As with the majority of states, Connecticut’s high-water mark came in January, with a tally of $158 million to kick off 2022. As of August, Connecticut has generated more than $889 million in handle for the year with an average hold of 7.5 percent.
Operators pay a 13.75 percent tax rate on gross gaming revenue.
Yes! Retail sports wagering formally began in Connecticut on Sept. 30, 2021. Full online betting started on Oct. 19, seven days after kicking things off with a soft launch.
You can create an account, deposit, make bets and withdraw using any regulated mobile sports betting app in Connecticut, as long as you are within state borders. Be sure to complete all of your transactions before you leave, however; once you’re outside the state, you will no longer be able to access your account(s).
You certainly can! Any regulated mobile sports betting app should work in whatever Connecticut-based sports venue you’re in at that time.
Check out our list of the top-rated Connecticut sportsbooks above!
Yes! Connecticut’s sports betting bill included esports, making it legal for residents and visitors to bet on League of Legends, Counter-Strike: Global Offensive and other wildly popular esports games.
Connecticut comes in just below the average population per state, ranking 29th at 3.55 million people (2022 estimate). It’s one of just a handful of states to actually see a decrease in population since the 2010 census (-0.91 percent).
The Connecticut Council on Problem Gambling (CCPG) handles everything relating to problem gambling within the state.
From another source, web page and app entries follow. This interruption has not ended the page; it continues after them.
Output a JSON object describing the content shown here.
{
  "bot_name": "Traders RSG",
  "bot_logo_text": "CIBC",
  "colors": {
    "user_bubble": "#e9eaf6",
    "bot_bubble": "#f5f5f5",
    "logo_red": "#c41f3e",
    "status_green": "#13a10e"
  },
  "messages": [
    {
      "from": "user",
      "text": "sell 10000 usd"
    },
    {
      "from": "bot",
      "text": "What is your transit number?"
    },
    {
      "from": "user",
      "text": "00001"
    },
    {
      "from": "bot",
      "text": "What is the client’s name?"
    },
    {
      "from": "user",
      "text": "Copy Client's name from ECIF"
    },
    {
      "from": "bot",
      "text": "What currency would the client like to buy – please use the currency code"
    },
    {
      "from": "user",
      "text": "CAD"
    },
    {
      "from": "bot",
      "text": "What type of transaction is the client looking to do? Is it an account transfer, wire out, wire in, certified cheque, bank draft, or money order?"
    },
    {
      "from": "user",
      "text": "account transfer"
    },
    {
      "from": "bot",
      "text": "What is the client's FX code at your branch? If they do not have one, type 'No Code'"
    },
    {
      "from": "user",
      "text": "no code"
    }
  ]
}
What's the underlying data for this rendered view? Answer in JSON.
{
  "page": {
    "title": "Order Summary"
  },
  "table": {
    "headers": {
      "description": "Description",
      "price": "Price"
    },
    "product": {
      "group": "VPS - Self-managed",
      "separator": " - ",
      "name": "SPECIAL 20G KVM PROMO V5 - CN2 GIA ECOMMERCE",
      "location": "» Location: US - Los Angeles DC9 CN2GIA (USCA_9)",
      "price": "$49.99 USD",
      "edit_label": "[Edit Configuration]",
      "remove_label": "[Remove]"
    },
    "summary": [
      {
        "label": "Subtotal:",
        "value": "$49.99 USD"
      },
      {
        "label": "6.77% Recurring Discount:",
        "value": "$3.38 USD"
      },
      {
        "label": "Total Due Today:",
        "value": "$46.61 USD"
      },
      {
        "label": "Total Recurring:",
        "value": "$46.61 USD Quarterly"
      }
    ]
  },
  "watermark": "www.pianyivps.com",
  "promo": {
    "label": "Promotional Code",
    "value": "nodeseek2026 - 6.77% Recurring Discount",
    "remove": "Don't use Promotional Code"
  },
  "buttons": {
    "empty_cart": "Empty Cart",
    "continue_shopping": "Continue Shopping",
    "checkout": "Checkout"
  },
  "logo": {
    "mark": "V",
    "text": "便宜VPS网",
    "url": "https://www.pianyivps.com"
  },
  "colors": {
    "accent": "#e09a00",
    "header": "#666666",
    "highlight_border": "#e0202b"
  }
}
The CCPG implements programs focusing on advocacy, education and awareness while also offering a toll-free help line.
Likely not. Connecticut approved just three sports betting operators from the outset of the licensing process, and that probably isn’t going to change.